MC Blaze’s rap on the acoustic guitar riff of ‘Bob Your Head’ is the standout crossover track and a perfect segue into to Kenny Dope’s impossibly funky ‘Boomin’ in Ya Jeep’ from last year’s Soul Jazz ‘Nice Up the Dance’ N.Y. set, an obvious shout for a 12" mix. Nitin Sawnhey guests on ‘Talkin’ Tabla Dub’, reminiscent of Dub Syndicate’s ‘The Show is Coming’ but travelling eastwards and with a pervasive roots-style b-line that throbs on top of the mix whilst a raft of percussion shuffles onward. ‘Ras Jabulani’ from Black Roots is present again as is rudeboy DJ ‘Mexican’ and Spanish guitarist Cuffy ‘El Guapo’, obviously a not-so-closet fan of the ‘3 Amigos’.
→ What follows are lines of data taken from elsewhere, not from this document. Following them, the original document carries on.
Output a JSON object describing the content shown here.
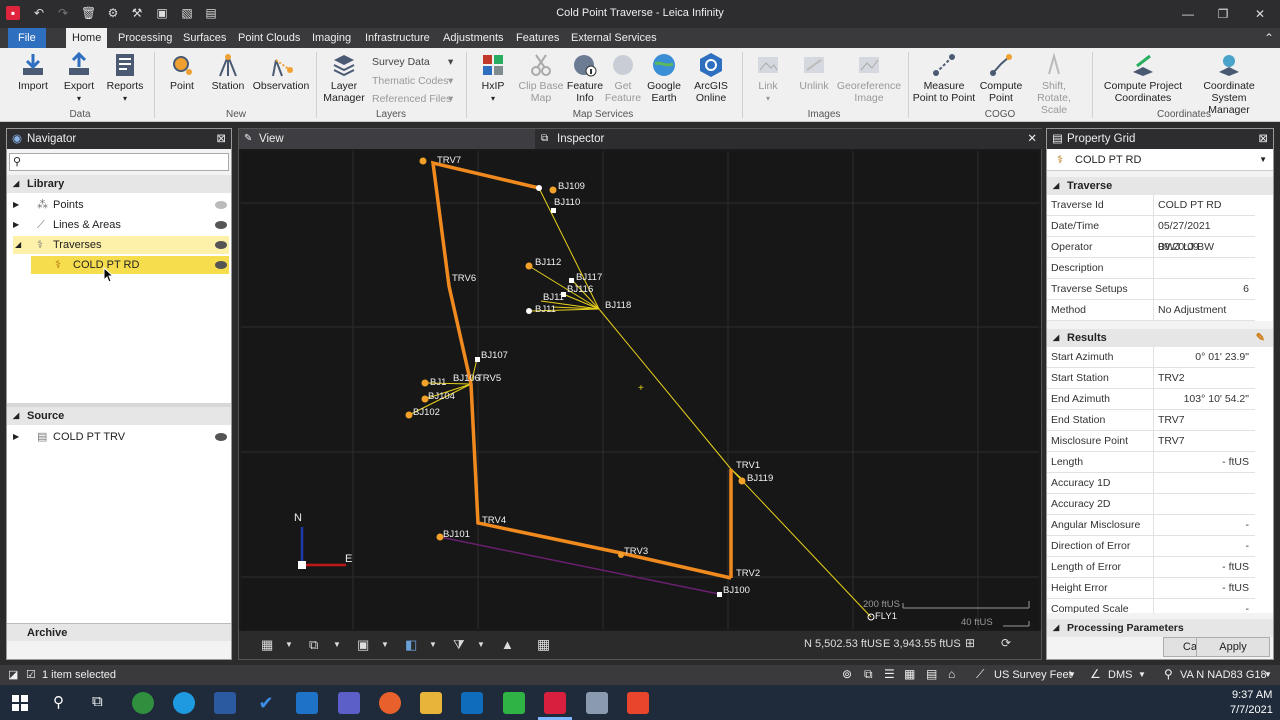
{
  "window": {
    "title": "Cold Point Traverse - Leica Infinity"
  },
  "menu": {
    "tabs": [
      "File",
      "Home",
      "Processing",
      "Surfaces",
      "Point Clouds",
      "Imaging",
      "Infrastructure",
      "Adjustments",
      "Features",
      "External Services"
    ]
  },
  "ribbon": {
    "import": "Import",
    "export": "Export",
    "reports": "Reports",
    "group_data": "Data",
    "point": "Point",
    "station": "Station",
    "observation": "Observation",
    "group_new": "New",
    "layer_manager": "Layer Manager",
    "survey_data": "Survey Data",
    "thematic_codes": "Thematic Codes",
    "referenced_files": "Referenced Files",
    "group_layers": "Layers",
    "hxip": "HxIP",
    "clip_base_map": "Clip Base Map",
    "feature_info": "Feature Info",
    "get_feature": "Get Feature",
    "google_earth": "Google Earth",
    "arcgis_online": "ArcGIS Online",
    "group_map_services": "Map Services",
    "link": "Link",
    "unlink": "Unlink",
    "georeference_image": "Georeference Image",
    "group_images": "Images",
    "measure_point": "Measure Point to Point",
    "compute_point": "Compute Point",
    "shift_rotate": "Shift, Rotate, Scale",
    "group_cogo": "COGO",
    "compute_project_coords": "Compute Project Coordinates",
    "coordinate_system_manager": "Coordinate System Manager",
    "group_coordinates": "Coordinates"
  },
  "navigator": {
    "title": "Navigator",
    "search_placeholder": "",
    "library": "Library",
    "items": [
      "Points",
      "Lines & Areas",
      "Traverses",
      "COLD PT RD"
    ],
    "source": "Source",
    "source_items": [
      "COLD PT TRV"
    ],
    "archive": "Archive"
  },
  "view": {
    "tab_view": "View",
    "tab_inspector": "Inspector",
    "coord_n": "N 5,502.53 ftUS",
    "coord_e": "E 3,943.55 ftUS",
    "scale_big": "200 ftUS",
    "scale_small": "40 ftUS",
    "north": "N",
    "east": "E",
    "labels": {
      "TRV7": "TRV7",
      "BJ109": "BJ109",
      "BJ110": "BJ110",
      "BJ112": "BJ112",
      "BJ117": "BJ117",
      "BJ116": "BJ116",
      "BJ11a": "BJ11",
      "BJ11b": "BJ11",
      "BJ118": "BJ118",
      "TRV6": "TRV6",
      "BJ107": "BJ107",
      "BJ1a": "BJ1",
      "BJ106": "BJ106",
      "TRV5": "TRV5",
      "BJ104": "BJ104",
      "BJ102": "BJ102",
      "TRV1": "TRV1",
      "BJ119": "BJ119",
      "TRV4": "TRV4",
      "BJ101": "BJ101",
      "TRV3": "TRV3",
      "TRV2": "TRV2",
      "BJ100": "BJ100",
      "FLY1": "FLY1"
    }
  },
  "property_grid": {
    "title": "Property Grid",
    "selector": "COLD PT RD",
    "section_traverse": "Traverse",
    "traverse": [
      {
        "k": "Traverse Id",
        "v": "COLD PT RD"
      },
      {
        "k": "Date/Time",
        "v": "05/27/2021 09:20:09"
      },
      {
        "k": "Operator",
        "v": "BWJ LJ BW"
      },
      {
        "k": "Description",
        "v": ""
      },
      {
        "k": "Traverse Setups",
        "v": "6"
      },
      {
        "k": "Method",
        "v": "No Adjustment"
      }
    ],
    "section_results": "Results",
    "results": [
      {
        "k": "Start Azimuth",
        "v": "0° 01' 23.9\""
      },
      {
        "k": "Start Station",
        "v": "TRV2"
      },
      {
        "k": "End Azimuth",
        "v": "103° 10' 54.2\""
      },
      {
        "k": "End Station",
        "v": "TRV7"
      },
      {
        "k": "Misclosure Point",
        "v": "TRV7"
      },
      {
        "k": "Length",
        "v": "- ftUS"
      },
      {
        "k": "Accuracy 1D",
        "v": ""
      },
      {
        "k": "Accuracy 2D",
        "v": ""
      },
      {
        "k": "Angular Misclosure",
        "v": "-"
      },
      {
        "k": "Direction of Error",
        "v": "-"
      },
      {
        "k": "Length of Error",
        "v": "- ftUS"
      },
      {
        "k": "Height Error",
        "v": "- ftUS"
      },
      {
        "k": "Computed Scale",
        "v": "-"
      }
    ],
    "section_processing": "Processing Parameters",
    "cancel": "Cancel",
    "apply": "Apply"
  },
  "status": {
    "selected": "1 item selected",
    "units": "US Survey Feet",
    "angle": "DMS",
    "crs": "VA N NAD83 G18"
  },
  "taskbar": {
    "time": "9:37 AM",
    "date": "7/7/2021"
  },
  "colors": {
    "traverse": "#f08a1e",
    "ray": "#e8d21a",
    "accent": "#2e6fbf",
    "highlight": "#fdf0a8"
  }
}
After scaling the historical heights of dub with ‘Blackboard Jungle’ and ‘African Anthem’ Auralux finds its time again to engage with mere mortals. This is the sound of the Roots Radics and Sceintist searching for the sound they finally found under the sponsorship of ‘Junjo’ Lawes and at times veers far too close to a second rate Sly & Robbie who were at the time emerging with the triumphant metronomic Taxi sound. The overuse of the syndrum in Earl 16’s otherwise aching roots plaint ‘Trials & Crosses’ in enough to induce epiglottal spasm reactions, luck the bass holds things down. A shame also that clearly the best tune on the set, Horace Andy’s ‘Don’t Say No’, is burdened by such vacuous lyrics as the singer is clearly on top form. Nice though to have DJ Early B’s ‘Bible Story’ here and best track on the set ‘Thunder and Rain’ from the great Freddy McKay, lamentably underexposed on reissue. This is one for the hardcore collector intent on filling gaps.
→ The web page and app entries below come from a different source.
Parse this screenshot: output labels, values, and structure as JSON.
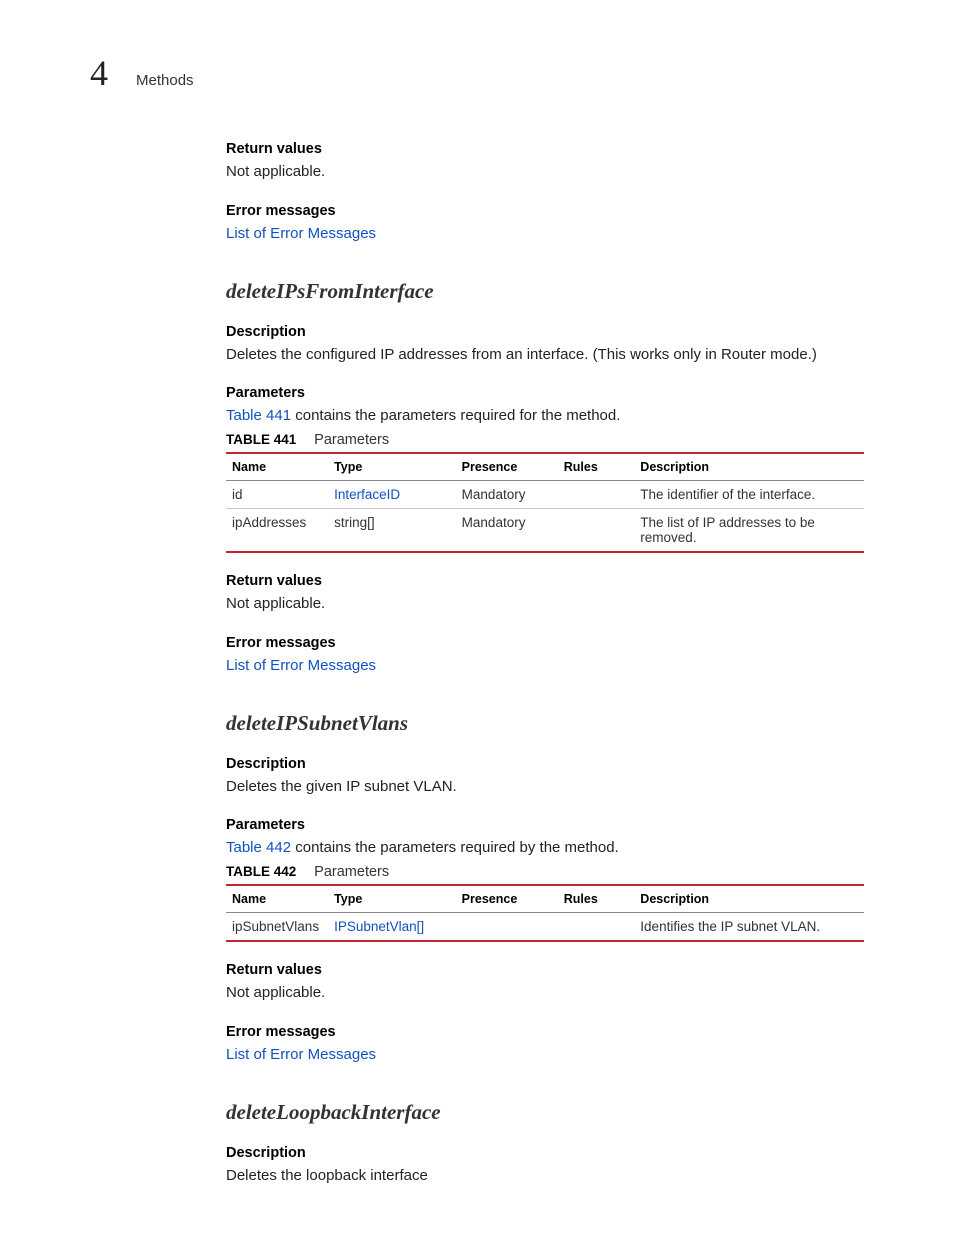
{
  "header": {
    "chapter_number": "4",
    "chapter_title": "Methods"
  },
  "sections": {
    "s0": {
      "return_values_label": "Return values",
      "return_values_text": "Not applicable.",
      "error_messages_label": "Error messages",
      "error_messages_link": "List of Error Messages"
    },
    "s1": {
      "title": "deleteIPsFromInterface",
      "description_label": "Description",
      "description_text": "Deletes the configured IP addresses from an interface. (This works only in Router mode.)",
      "parameters_label": "Parameters",
      "parameters_intro_link": "Table 441",
      "parameters_intro_rest": " contains the parameters required for the method.",
      "table_caption_label": "TABLE 441",
      "table_caption_title": "Parameters",
      "table_headers": {
        "name": "Name",
        "type": "Type",
        "presence": "Presence",
        "rules": "Rules",
        "description": "Description"
      },
      "rows": {
        "r0": {
          "name": "id",
          "type": "InterfaceID",
          "type_is_link": true,
          "presence": "Mandatory",
          "rules": "",
          "description": "The identifier of the interface."
        },
        "r1": {
          "name": "ipAddresses",
          "type": "string[]",
          "type_is_link": false,
          "presence": "Mandatory",
          "rules": "",
          "description": "The list of IP addresses to be removed."
        }
      },
      "return_values_label": "Return values",
      "return_values_text": "Not applicable.",
      "error_messages_label": "Error messages",
      "error_messages_link": "List of Error Messages"
    },
    "s2": {
      "title": "deleteIPSubnetVlans",
      "description_label": "Description",
      "description_text": "Deletes the given IP subnet VLAN.",
      "parameters_label": "Parameters",
      "parameters_intro_link": "Table 442",
      "parameters_intro_rest": " contains the parameters required by the method.",
      "table_caption_label": "TABLE 442",
      "table_caption_title": "Parameters",
      "table_headers": {
        "name": "Name",
        "type": "Type",
        "presence": "Presence",
        "rules": "Rules",
        "description": "Description"
      },
      "rows": {
        "r0": {
          "name": "ipSubnetVlans",
          "type": "IPSubnetVlan[]",
          "type_is_link": true,
          "presence": "",
          "rules": "",
          "description": "Identifies the IP subnet VLAN."
        }
      },
      "return_values_label": "Return values",
      "return_values_text": "Not applicable.",
      "error_messages_label": "Error messages",
      "error_messages_link": "List of Error Messages"
    },
    "s3": {
      "title": "deleteLoopbackInterface",
      "description_label": "Description",
      "description_text": "Deletes the loopback interface"
    }
  }
}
Not surprising that after years UK producers flirting, finagling and fucking with reggae that a more serious business-wise attempt is made at creative and commercial miscegenation. ‘2 Culture Clash’ is portable brand masterminded by a Wall of Sound and Gee Street axis, the latter being a foundation UK hip hop label, the idea being new wave dancehall and established reggae stars come together with a batch of contemporary UK dance producers. The idea works best where the UK boys try to stretch their partners rhythmically, and if this were a real ‘clash’ JA would be the champs by straight K.O. In the company of the too hot Ward 21 Kid 606 is uncharacteristically restrained on the lurching ‘This Anuh Rampin’ and Justin Robertson comes rightly respectful in his sweet jogging rhythm ‘Save Me’ where Nadine Sutherland pleads a ‘country got soul meets reggae’ vocal. The experiment works best on Jacques Lu Cont’s two more abstract outings ‘…. And Dance’ and ‘Na Na Na Na’ both with the mightily underrated DJ General Degree. The latter is in combination with Ce’cile riding a breakneck bpm on a rhythm track qualifier for a Rephlex compilation with a frightening interjection by Degree.